Running with Arthritis: 10 Tips for Marathon Training
On that note, many sufferers have turned to marathon running to keep their joints moving and their weight shrinking (while even reducing the risk of certain types of osteoarthritis too). If you have arthritis and think you’re up for the task, don’t miss these essential tips to safely pursuing marathon training:
1. Speak to Your Doctor
Before developing a training routine, it is recommended that you get permission from a medical professional first. Running is considered a form of high-impact exercise and you may be advised against a full marathon especially when it comes to spine, hip, knee, or ankle arthritis. But do not let this break your determination! Simply ask about your limitations and then adjust your goals accordingly.
2. Take Your Training Days Slow
Training is one thing, but the time around your training also requires a cautious approach. Ensure that your workspace is appropriately comfortable, straighten your posture frequently, and stretch your body at regular intervals. Take these days slow to save your joints for later.
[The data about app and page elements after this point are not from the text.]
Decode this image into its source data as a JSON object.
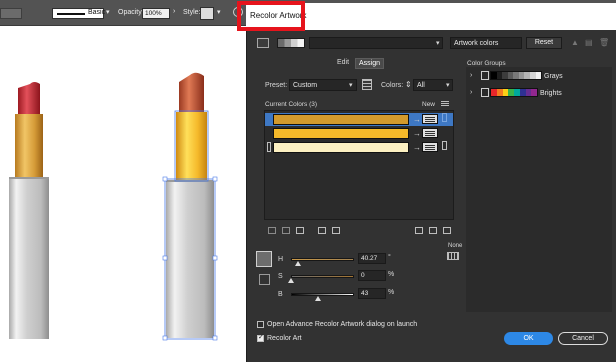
{
  "control_bar": {
    "stroke_style": "Basic",
    "opacity_label": "Opacity:",
    "opacity_value": "100%",
    "style_label": "Style:"
  },
  "dialog": {
    "title": "Recolor Artwork",
    "color_set_name": "Artwork colors",
    "reset_label": "Reset",
    "tabs": {
      "edit": "Edit",
      "assign": "Assign"
    },
    "preset_label": "Preset:",
    "preset_value": "Custom",
    "colors_label": "Colors:",
    "colors_value": "All",
    "current_colors_label": "Current Colors (3)",
    "new_label": "New",
    "color_rows": [
      {
        "current": "#d39a2c",
        "target": "#d39a2c"
      },
      {
        "current": "#f5b92a",
        "target": "#f5b92a"
      },
      {
        "current": "#fdf1c2",
        "target": "#fdf1c2"
      }
    ],
    "sliders": [
      {
        "letter": "H",
        "value": "40.27",
        "unit": "°",
        "knob_fraction": 0.11
      },
      {
        "letter": "S",
        "value": "0",
        "unit": "%",
        "knob_fraction": 0.0
      },
      {
        "letter": "B",
        "value": "43",
        "unit": "%",
        "knob_fraction": 0.43
      }
    ],
    "none_label": "None",
    "color_groups_label": "Color Groups",
    "color_groups": [
      {
        "name": "Grays",
        "swatches": [
          "#000000",
          "#1e1e1e",
          "#3c3c3c",
          "#5a5a5a",
          "#787878",
          "#969696",
          "#b4b4b4",
          "#d2d2d2",
          "#f0f0f0"
        ]
      },
      {
        "name": "Brights",
        "swatches": [
          "#e8262a",
          "#f47b20",
          "#fcd116",
          "#39b54a",
          "#00a99d",
          "#2e3192",
          "#662d91",
          "#92278f"
        ]
      }
    ],
    "open_advanced_label": "Open Advance Recolor Artwork dialog on launch",
    "open_advanced_checked": false,
    "recolor_art_label": "Recolor Art",
    "recolor_art_checked": true,
    "ok_label": "OK",
    "cancel_label": "Cancel"
  },
  "colors": {
    "highlight_frame": "#e6141c",
    "accent_button": "#2d88e6",
    "dialog_bg": "#323232"
  }
}
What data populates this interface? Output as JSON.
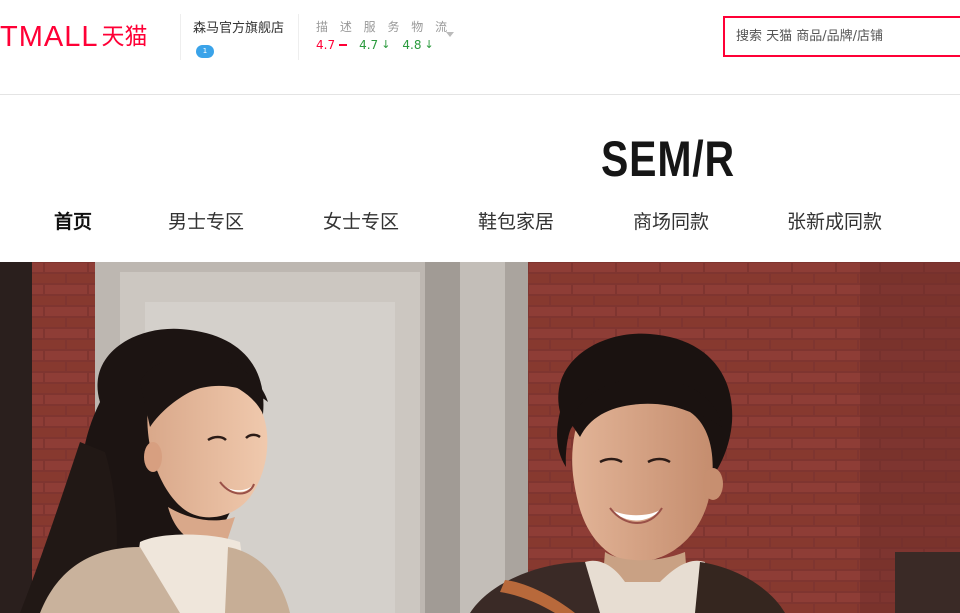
{
  "header": {
    "logo_latin": "TMALL",
    "logo_cn": "天猫",
    "shop_name": "森马官方旗舰店",
    "shop_badge": "1",
    "ratings": {
      "heads": "描 述 服 务 物 流",
      "items": [
        {
          "value": "4.7",
          "trend": "equal",
          "color": "#ff0036"
        },
        {
          "value": "4.7",
          "trend": "down",
          "color": "#2a9a3d"
        },
        {
          "value": "4.8",
          "trend": "down",
          "color": "#2a9a3d"
        }
      ]
    },
    "search": {
      "placeholder": "搜索 天猫 商品/品牌/店铺",
      "border_color": "#ff0036"
    }
  },
  "brand": {
    "logo_text": "SEM/R",
    "nav": [
      {
        "label": "首页",
        "active": true
      },
      {
        "label": "男士专区",
        "active": false
      },
      {
        "label": "女士专区",
        "active": false
      },
      {
        "label": "鞋包家居",
        "active": false
      },
      {
        "label": "商场同款",
        "active": false
      },
      {
        "label": "张新成同款",
        "active": false
      }
    ]
  },
  "hero": {
    "image": "photo of a smiling woman and man in front of a red brick wall",
    "palette": {
      "brick": "#8a3a33",
      "wall": "#c9c4bf",
      "hair": "#1c1412"
    }
  }
}
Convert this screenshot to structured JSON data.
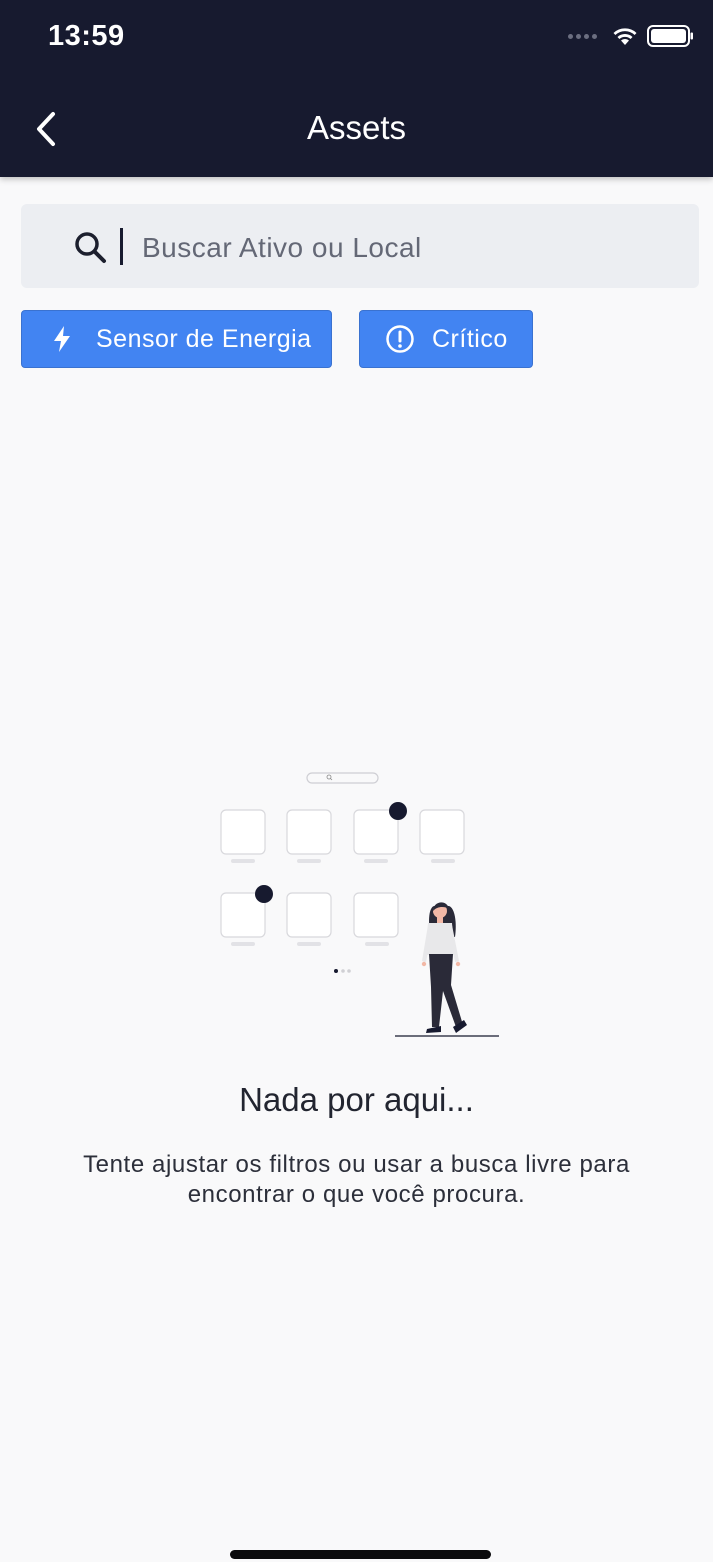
{
  "status_bar": {
    "time": "13:59",
    "icons": [
      "signal-dots-icon",
      "wifi-icon",
      "battery-icon"
    ]
  },
  "header": {
    "title": "Assets",
    "back_icon": "chevron-left-icon"
  },
  "search": {
    "placeholder": "Buscar Ativo ou Local",
    "value": "",
    "icon": "search-icon"
  },
  "filters": [
    {
      "label": "Sensor de Energia",
      "icon": "lightning-icon"
    },
    {
      "label": "Crítico",
      "icon": "alert-circle-icon"
    }
  ],
  "empty_state": {
    "title": "Nada por aqui...",
    "message": "Tente ajustar os filtros ou usar a busca livre para encontrar o que você procura.",
    "illustration": "woman-walking-empty-grid-illustration"
  },
  "colors": {
    "header_bg": "#171a2f",
    "chip_bg": "#4284f2",
    "search_bg": "#eceef2",
    "page_bg": "#f9f9fa"
  }
}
3. Focus on Your Diet
If you’re eating too much sugar or refined carbs, then you are adding unnecessary pounds to your frame as well as potentially provoking further inflammation. Keep your meals healthy with an abundance of fruit and vegetables, while consuming as many omega-3 food sources as possible (such as flaxseeds, soybeans, and fish).
4. Try Water Aerobics
Every athlete’s overall fitness would improve with a little bit of cross-training. And when it comes to low-impact exercises which place minimal pressure on the joints, nothing will beat the weightlessness of a swimming pool. Every muscle group gets activated, your cardiovascular stamina will increase, and you will shed those excess pounds in record time.
5. Walk and Cycle
Before you leap straight into your running training, you may want to start with a few walking sessions. By gradually increasing your distance and speed, you will not only strengthen your muscles but you also get to enjoy fresh outdoor air. Another fantastic option for a low-impact workout would be cycling, but be aware of any wrists issues. If you are in pain, consider purchasing some compression gloves to reduce inflammation and stiffness in your hands and wrists.
6. Take Classes
Whether you’re interested in pilates, yoga, or tai chi, any of these practices can be very advantageous to your training as a whole. You can work at your own pace while stretching out your muscles, developing an improved sense of balance, and clearing your mind all at the same time. Once again, please speak to your doctor beforehand and always inform your instructor about any conditions.
7. Modify Your Running Style
When you finally hit the road, your primary concern should be the impact of your foot against the floor. To lessen the strike, experiment with different running techniques, such as the shortening your strides to lighten the weight of each step, or intermittently slowing down to a walk. Do not concern yourself with conquering your best time, focus on reaching the end!
8. Run on Softer Terrain
It’s important to remember that the more cushioned your landing is, the less impact it will have on your joints. A soft nature trail or a treadmill are smart options, but it’s also a good idea to regularly switch up your training terrain in order to prevent overuse injuries. Furthermore, never overlook the importance of wearing the correct shoes, as ill-fitting ones can seriously mess with your body’s alignment and cause joint tension very quickly.
9. Warm Up Extensively
Unfortunately, those living with arthritis need to warm up much more rigorously than their competitors. This is because your cold, inflexible muscles can severely aggravate any underlying issues and may stop your journey long before the finish line. Make it a priority to spend a decent amount of time dynamically stretching your limbs out and taking a walk until your muscles are heated and ready to go.
10. Listen to Your Body
It’s always satisfying to push your limits, but it’s also important to know when to slow down and even more important to know when to stop. If you increase your training too hard or too fast, your joints may inflame which could require a lengthy recovery period just to get back to square one. Rather feel it out by noting your aches, then taking a small break whenever these pains appear to persist or escalate.
-By James Flemming